  18. International Monetary Fund, 2009. "Spillovers From the Rest of the World Into Sub-Saharan African Countries," IMF Working Papers 09/155, International Monetary Fund.
Full references (including those not matched with items on IDEAS)

This item is not listed on Wikipedia, on a reading list or among the top items on IDEAS.

When requesting a correction, please mention this item's handle: RePEc:wdi:papers:2014-1073. See general information about how to correct material in RePEc.

For technical questions regarding this item, or to correct its authors, title, abstract, bibliographic or download information, contact: (Laurie Gendron)

If you have authored this item and are not yet registered with RePEc, we encourage you to do it here. This allows to link your profile to this item. It also allows you to accept potential citations to this item that we are uncertain about.

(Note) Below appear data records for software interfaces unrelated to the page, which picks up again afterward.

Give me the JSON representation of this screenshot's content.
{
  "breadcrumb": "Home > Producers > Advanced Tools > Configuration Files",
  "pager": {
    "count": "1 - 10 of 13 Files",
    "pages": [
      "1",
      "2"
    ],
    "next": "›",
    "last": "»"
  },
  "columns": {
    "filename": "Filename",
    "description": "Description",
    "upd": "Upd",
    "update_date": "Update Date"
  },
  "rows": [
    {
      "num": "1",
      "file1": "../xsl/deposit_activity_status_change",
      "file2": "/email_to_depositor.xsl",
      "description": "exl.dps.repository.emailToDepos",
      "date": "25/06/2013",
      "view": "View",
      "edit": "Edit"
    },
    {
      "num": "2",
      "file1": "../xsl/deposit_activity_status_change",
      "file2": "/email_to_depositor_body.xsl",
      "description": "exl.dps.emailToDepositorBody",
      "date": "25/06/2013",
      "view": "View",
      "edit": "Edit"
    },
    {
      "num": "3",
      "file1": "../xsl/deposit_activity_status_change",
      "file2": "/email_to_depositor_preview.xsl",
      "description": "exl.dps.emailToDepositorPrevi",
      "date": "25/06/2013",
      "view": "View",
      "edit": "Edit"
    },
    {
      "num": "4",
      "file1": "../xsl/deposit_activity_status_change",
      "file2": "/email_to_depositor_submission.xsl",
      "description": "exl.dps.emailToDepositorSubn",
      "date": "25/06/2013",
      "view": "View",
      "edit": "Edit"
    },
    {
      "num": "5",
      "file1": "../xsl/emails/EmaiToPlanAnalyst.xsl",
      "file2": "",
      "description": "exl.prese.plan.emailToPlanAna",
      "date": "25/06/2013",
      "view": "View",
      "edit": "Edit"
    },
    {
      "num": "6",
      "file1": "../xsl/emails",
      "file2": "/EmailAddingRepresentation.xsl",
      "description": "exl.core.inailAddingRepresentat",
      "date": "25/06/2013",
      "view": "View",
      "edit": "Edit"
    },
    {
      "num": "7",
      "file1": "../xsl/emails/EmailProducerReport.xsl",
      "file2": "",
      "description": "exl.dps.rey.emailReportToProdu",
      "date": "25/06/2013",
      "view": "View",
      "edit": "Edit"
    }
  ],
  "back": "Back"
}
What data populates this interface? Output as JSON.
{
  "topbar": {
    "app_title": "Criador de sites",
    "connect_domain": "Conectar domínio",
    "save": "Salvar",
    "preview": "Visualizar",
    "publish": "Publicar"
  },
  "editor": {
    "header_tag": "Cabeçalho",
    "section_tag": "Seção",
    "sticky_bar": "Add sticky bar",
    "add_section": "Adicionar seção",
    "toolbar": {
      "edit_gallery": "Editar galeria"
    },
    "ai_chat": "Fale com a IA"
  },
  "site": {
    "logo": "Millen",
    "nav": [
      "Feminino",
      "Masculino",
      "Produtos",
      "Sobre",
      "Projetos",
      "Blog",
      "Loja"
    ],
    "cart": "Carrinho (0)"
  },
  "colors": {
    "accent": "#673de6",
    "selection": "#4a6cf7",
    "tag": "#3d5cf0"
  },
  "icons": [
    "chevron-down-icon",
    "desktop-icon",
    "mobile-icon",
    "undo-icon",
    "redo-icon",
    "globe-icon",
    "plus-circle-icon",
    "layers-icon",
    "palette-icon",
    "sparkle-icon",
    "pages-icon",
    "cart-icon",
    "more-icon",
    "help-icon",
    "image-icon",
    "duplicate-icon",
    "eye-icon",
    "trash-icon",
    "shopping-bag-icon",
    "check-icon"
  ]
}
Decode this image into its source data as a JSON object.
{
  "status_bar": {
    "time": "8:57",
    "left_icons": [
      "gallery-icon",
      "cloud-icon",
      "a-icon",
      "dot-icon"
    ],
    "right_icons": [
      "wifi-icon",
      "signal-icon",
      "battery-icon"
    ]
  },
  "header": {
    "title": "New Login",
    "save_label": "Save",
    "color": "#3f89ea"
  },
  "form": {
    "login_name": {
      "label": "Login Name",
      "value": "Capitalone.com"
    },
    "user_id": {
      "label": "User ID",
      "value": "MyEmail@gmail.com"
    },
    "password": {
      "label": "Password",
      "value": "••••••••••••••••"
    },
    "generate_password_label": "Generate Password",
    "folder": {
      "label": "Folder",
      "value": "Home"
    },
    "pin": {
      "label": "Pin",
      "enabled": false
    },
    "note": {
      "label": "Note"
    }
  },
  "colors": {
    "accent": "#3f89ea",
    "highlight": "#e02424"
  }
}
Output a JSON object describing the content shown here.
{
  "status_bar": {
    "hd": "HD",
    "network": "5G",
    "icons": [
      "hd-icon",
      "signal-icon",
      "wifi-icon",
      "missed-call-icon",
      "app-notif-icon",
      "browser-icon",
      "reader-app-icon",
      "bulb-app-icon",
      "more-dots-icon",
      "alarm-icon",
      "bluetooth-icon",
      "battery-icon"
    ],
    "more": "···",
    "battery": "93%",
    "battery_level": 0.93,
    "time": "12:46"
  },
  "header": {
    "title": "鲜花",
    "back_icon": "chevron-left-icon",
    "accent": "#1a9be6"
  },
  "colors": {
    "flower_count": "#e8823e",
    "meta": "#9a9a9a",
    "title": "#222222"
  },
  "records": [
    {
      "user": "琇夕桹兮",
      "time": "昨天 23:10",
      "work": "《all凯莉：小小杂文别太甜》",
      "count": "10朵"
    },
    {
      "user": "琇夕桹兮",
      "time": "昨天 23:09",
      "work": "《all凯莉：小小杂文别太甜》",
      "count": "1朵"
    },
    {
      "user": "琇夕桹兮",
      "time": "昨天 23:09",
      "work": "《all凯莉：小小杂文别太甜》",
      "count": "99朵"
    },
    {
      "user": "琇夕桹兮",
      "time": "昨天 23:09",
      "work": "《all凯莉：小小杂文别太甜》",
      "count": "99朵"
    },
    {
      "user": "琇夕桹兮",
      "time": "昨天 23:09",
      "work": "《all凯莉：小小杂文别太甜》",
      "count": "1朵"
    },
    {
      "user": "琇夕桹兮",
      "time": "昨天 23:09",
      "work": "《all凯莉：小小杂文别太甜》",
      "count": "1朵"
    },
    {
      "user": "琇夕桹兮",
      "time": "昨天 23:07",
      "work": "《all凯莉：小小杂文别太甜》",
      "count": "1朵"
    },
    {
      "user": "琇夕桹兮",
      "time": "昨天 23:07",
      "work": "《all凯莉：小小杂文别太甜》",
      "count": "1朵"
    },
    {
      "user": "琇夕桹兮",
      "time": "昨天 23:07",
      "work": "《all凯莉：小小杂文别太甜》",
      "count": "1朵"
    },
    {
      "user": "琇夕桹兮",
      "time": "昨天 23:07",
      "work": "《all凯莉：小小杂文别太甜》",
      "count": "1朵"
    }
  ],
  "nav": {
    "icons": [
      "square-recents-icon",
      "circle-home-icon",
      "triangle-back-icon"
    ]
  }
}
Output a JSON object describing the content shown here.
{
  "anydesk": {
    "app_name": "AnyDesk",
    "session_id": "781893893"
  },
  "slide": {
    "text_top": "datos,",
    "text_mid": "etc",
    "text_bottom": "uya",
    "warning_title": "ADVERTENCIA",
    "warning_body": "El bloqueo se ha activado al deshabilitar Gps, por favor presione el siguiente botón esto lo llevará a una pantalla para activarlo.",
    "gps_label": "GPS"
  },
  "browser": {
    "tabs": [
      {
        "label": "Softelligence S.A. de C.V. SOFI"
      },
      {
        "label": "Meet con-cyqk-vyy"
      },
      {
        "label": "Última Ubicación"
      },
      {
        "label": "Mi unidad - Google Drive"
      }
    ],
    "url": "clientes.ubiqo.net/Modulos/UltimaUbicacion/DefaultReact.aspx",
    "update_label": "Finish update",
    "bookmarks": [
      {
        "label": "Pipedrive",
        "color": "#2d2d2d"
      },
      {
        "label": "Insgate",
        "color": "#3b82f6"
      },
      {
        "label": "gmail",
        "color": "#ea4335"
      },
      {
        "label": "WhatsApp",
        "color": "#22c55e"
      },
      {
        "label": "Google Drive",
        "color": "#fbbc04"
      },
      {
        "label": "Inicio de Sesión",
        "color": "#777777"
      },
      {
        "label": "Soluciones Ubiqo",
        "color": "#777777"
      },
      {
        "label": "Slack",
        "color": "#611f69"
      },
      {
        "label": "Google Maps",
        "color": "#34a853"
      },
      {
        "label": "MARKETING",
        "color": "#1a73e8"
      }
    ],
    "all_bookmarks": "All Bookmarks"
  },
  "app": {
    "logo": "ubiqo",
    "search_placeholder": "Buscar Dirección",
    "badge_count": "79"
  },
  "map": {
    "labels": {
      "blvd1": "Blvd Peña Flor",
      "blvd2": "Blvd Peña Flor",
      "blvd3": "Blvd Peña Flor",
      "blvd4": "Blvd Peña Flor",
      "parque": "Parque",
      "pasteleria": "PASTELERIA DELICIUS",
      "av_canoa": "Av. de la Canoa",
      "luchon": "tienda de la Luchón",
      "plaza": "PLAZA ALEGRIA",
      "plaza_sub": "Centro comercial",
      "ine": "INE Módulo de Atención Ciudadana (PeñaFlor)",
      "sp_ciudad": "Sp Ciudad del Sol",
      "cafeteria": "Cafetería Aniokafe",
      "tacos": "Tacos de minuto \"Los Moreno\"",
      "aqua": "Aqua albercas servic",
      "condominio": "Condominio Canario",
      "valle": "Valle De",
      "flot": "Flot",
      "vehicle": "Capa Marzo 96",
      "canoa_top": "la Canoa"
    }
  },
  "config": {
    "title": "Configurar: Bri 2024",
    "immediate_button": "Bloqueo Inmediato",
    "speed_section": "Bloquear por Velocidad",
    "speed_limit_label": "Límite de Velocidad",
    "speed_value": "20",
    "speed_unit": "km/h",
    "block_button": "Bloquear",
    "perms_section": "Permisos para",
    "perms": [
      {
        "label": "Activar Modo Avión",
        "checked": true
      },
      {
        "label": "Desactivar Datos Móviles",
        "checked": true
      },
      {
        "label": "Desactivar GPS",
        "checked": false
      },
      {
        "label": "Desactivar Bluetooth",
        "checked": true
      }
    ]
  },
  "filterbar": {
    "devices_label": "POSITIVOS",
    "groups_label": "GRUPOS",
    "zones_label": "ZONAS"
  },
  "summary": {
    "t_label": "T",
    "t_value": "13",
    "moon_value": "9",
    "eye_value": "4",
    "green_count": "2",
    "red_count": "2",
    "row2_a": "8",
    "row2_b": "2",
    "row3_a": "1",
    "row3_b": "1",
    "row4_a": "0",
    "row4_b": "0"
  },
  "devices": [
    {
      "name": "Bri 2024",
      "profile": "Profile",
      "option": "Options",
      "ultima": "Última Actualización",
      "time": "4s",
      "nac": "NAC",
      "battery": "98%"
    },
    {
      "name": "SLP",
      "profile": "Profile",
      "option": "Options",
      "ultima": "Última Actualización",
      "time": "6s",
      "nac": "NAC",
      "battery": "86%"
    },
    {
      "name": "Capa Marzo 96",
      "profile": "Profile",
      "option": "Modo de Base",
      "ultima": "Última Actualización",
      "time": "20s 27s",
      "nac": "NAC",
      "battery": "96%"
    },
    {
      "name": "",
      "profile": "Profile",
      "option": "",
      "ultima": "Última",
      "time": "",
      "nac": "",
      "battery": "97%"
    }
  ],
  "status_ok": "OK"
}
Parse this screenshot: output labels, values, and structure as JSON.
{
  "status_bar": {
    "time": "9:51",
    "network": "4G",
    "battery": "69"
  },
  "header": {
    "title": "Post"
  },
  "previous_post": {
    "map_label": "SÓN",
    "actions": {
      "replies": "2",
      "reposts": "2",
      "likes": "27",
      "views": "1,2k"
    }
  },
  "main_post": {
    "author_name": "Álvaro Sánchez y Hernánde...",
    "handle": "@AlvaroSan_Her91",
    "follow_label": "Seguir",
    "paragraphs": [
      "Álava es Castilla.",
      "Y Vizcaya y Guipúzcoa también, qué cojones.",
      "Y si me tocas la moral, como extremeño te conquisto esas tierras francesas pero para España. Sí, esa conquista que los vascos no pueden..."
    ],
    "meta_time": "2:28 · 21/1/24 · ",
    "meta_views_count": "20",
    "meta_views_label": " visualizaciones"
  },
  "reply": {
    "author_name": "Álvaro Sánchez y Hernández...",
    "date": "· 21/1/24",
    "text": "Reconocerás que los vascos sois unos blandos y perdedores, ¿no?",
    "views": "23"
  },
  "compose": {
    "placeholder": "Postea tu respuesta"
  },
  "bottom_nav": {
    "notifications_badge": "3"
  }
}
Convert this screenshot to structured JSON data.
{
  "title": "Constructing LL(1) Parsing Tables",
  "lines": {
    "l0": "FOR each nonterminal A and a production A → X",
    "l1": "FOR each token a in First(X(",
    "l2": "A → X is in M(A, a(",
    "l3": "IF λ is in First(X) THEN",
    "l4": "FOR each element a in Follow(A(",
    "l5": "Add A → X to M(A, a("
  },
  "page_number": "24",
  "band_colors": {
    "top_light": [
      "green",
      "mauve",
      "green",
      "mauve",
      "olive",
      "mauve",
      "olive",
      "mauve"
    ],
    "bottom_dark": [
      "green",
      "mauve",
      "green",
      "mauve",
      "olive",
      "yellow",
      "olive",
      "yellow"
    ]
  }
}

If references are entirely missing, you can add them using this form.

If the full references list an item that is present in RePEc, but the system did not link to it, you can help with this form.

If you know of missing items citing this one, you can help us creating those links by adding the relevant references in the same way as above, for each refering item. If you are a registered author of this item, you may also want to check the "citations" tab in your profile, as there may be some citations waiting for confirmation.

Please note that corrections may take a couple of weeks to filter through the various RePEc services.

This information is provided to you by IDEAS at the Research Division of the Federal Reserve Bank of St. Louis using RePEc data.